---- Source information

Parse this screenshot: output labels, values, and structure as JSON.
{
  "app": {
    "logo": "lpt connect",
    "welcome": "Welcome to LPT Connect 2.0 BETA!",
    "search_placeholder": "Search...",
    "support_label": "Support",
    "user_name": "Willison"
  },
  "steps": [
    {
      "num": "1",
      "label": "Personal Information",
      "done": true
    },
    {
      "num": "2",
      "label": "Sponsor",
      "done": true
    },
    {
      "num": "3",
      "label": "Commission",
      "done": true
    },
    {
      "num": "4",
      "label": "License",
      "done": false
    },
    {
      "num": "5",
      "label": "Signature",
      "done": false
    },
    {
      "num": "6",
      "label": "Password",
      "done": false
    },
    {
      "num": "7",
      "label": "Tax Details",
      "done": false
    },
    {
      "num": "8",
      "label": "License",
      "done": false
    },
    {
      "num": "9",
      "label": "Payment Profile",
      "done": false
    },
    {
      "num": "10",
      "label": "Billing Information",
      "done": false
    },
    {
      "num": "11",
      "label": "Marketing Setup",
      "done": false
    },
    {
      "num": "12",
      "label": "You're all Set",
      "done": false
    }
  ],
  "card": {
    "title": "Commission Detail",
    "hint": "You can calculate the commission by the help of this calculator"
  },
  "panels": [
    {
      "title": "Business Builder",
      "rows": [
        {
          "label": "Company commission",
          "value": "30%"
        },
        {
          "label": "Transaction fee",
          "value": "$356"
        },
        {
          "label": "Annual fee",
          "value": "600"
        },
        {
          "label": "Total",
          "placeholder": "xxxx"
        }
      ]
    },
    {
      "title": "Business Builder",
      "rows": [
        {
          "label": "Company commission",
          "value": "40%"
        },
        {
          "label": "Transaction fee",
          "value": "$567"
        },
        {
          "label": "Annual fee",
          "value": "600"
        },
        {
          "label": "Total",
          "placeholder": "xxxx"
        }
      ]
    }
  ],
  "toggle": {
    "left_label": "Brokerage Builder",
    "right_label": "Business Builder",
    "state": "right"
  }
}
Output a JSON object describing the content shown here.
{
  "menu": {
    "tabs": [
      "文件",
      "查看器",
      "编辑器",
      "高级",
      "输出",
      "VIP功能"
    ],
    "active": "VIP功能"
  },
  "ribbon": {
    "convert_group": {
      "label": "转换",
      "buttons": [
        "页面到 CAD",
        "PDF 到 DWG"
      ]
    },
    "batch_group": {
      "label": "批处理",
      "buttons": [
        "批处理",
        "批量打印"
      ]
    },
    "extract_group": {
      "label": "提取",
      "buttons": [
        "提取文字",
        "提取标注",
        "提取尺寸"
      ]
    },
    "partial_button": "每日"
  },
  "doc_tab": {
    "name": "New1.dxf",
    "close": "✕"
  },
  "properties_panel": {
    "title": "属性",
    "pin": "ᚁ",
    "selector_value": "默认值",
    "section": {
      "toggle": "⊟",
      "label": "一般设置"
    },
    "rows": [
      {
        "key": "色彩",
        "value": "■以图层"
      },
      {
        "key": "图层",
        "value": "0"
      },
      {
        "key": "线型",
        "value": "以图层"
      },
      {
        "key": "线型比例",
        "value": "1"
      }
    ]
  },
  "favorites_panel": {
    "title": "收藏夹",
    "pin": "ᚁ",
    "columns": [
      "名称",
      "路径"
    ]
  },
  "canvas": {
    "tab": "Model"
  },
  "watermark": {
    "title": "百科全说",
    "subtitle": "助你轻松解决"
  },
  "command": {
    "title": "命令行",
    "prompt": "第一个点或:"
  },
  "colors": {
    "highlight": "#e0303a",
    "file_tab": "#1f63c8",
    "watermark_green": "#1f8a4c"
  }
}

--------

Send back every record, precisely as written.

• _Finished exercise_
Parse this screenshot: output labels, values, and structure as JSON.
{
  "app": {
    "logo": "lpt connect",
    "welcome": "Welcome to LPT Connect 2.0 BETA!",
    "search_placeholder": "Search...",
    "support_label": "Support",
    "user_name": "Willison"
  },
  "steps": [
    {
      "num": "1",
      "label": "Personal Information",
      "done": true
    },
    {
      "num": "2",
      "label": "Sponsor",
      "done": true
    },
    {
      "num": "3",
      "label": "Commission",
      "done": true
    },
    {
      "num": "4",
      "label": "License",
      "done": false
    },
    {
      "num": "5",
      "label": "Signature",
      "done": false
    },
    {
      "num": "6",
      "label": "Password",
      "done": false
    },
    {
      "num": "7",
      "label": "Tax Details",
      "done": false
    },
    {
      "num": "8",
      "label": "License",
      "done": false
    },
    {
      "num": "9",
      "label": "Payment Profile",
      "done": false
    },
    {
      "num": "10",
      "label": "Billing Information",
      "done": false
    },
    {
      "num": "11",
      "label": "Marketing Setup",
      "done": false
    },
    {
      "num": "12",
      "label": "You're all Set",
      "done": false
    }
  ],
  "card": {
    "title": "Commission Detail",
    "hint": "You can calculate the commission by the help of this calculator"
  },
  "panels": [
    {
      "title": "Business Builder",
      "rows": [
        {
          "label": "Company commission",
          "value": "30%"
        },
        {
          "label": "Transaction fee",
          "value": "$356"
        },
        {
          "label": "Annual fee",
          "value": "600"
        },
        {
          "label": "Total",
          "placeholder": "xxxx"
        }
      ]
    },
    {
      "title": "Business Builder",
      "rows": [
        {
          "label": "Company commission",
          "value": "40%"
        },
        {
          "label": "Transaction fee",
          "value": "$567"
        },
        {
          "label": "Annual fee",
          "value": "600"
        },
        {
          "label": "Total",
          "placeholder": "xxxx"
        }
      ]
    }
  ],
  "toggle": {
    "left_label": "Brokerage Builder",
    "right_label": "Business Builder",
    "state": "right"
  }
}
Output a JSON object describing the content shown here.
{
  "menu": {
    "tabs": [
      "文件",
      "查看器",
      "编辑器",
      "高级",
      "输出",
      "VIP功能"
    ],
    "active": "VIP功能"
  },
  "ribbon": {
    "convert_group": {
      "label": "转换",
      "buttons": [
        "页面到 CAD",
        "PDF 到 DWG"
      ]
    },
    "batch_group": {
      "label": "批处理",
      "buttons": [
        "批处理",
        "批量打印"
      ]
    },
    "extract_group": {
      "label": "提取",
      "buttons": [
        "提取文字",
        "提取标注",
        "提取尺寸"
      ]
    },
    "partial_button": "每日"
  },
  "doc_tab": {
    "name": "New1.dxf",
    "close": "✕"
  },
  "properties_panel": {
    "title": "属性",
    "pin": "ᚁ",
    "selector_value": "默认值",
    "section": {
      "toggle": "⊟",
      "label": "一般设置"
    },
    "rows": [
      {
        "key": "色彩",
        "value": "■以图层"
      },
      {
        "key": "图层",
        "value": "0"
      },
      {
        "key": "线型",
        "value": "以图层"
      },
      {
        "key": "线型比例",
        "value": "1"
      }
    ]
  },
  "favorites_panel": {
    "title": "收藏夹",
    "pin": "ᚁ",
    "columns": [
      "名称",
      "路径"
    ]
  },
  "canvas": {
    "tab": "Model"
  },
  "watermark": {
    "title": "百科全说",
    "subtitle": "助你轻松解决"
  },
  "command": {
    "title": "命令行",
    "prompt": "第一个点或:"
  },
  "colors": {
    "highlight": "#e0303a",
    "file_tab": "#1f63c8",
    "watermark_green": "#1f8a4c"
  }
}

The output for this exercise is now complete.